--- START ---

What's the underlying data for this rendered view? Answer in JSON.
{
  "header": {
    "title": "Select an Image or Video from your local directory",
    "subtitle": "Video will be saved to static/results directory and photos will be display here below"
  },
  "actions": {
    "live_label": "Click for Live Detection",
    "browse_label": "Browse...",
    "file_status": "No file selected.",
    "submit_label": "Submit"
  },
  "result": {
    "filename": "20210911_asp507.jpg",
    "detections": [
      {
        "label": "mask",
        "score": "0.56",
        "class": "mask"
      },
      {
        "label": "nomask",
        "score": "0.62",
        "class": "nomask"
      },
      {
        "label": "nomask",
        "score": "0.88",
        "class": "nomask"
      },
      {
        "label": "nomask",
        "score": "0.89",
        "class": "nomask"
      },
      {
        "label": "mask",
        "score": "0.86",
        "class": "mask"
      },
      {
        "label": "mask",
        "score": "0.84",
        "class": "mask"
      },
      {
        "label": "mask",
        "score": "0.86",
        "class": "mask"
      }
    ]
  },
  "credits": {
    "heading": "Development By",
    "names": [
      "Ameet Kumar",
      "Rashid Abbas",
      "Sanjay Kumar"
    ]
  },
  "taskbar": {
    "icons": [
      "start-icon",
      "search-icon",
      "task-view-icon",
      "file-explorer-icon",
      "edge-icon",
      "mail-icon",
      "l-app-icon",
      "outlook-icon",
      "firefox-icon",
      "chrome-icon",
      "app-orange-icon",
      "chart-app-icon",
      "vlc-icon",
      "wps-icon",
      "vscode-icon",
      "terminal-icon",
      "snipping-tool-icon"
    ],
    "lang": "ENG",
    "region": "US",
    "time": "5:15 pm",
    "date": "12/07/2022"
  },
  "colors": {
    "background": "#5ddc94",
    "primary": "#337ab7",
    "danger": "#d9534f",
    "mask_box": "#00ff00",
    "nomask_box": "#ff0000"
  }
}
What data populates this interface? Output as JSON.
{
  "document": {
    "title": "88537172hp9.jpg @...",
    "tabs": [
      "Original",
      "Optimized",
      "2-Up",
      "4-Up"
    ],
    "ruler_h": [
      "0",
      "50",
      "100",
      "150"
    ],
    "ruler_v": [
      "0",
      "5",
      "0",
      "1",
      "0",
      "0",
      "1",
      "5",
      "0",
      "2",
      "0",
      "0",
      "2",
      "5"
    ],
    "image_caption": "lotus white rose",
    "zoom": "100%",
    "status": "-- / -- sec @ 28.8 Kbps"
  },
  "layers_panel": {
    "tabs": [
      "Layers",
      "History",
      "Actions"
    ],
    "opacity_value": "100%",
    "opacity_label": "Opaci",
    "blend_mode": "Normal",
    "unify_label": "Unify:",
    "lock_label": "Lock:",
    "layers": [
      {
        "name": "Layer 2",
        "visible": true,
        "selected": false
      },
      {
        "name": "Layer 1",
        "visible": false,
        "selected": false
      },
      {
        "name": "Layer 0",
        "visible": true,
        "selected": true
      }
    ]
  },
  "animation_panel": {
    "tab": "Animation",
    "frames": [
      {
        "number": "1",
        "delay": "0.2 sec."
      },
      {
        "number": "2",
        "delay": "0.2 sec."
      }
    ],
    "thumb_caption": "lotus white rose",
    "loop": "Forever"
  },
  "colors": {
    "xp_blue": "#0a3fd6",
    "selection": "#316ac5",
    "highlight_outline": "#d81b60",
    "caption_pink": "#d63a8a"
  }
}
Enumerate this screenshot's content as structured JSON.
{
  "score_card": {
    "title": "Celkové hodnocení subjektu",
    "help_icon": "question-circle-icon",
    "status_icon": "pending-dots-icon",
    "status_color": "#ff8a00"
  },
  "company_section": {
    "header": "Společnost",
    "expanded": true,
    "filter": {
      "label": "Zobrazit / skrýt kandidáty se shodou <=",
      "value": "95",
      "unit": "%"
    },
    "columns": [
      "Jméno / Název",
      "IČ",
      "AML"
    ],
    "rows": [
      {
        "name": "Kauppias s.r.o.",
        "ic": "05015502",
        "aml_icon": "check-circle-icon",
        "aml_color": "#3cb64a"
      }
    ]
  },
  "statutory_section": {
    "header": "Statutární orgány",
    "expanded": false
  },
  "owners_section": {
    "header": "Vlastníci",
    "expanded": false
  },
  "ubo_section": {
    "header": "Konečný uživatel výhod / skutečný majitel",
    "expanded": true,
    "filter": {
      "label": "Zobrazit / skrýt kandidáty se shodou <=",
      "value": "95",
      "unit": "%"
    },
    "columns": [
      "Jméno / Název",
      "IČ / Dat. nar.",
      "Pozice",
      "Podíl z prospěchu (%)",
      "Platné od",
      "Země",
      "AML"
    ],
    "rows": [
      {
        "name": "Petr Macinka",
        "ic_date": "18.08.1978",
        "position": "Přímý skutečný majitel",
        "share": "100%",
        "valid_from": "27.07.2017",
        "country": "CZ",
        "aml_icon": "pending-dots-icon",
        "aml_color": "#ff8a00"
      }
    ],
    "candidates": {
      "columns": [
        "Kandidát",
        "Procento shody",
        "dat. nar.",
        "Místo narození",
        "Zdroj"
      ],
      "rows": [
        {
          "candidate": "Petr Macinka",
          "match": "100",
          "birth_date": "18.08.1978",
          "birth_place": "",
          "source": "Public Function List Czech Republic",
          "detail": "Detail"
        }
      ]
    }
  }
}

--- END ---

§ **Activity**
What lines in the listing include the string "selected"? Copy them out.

§ **Your solution**
    "file_status": "No file selected.",
        "selected": false
        "selected": false
        "selected": true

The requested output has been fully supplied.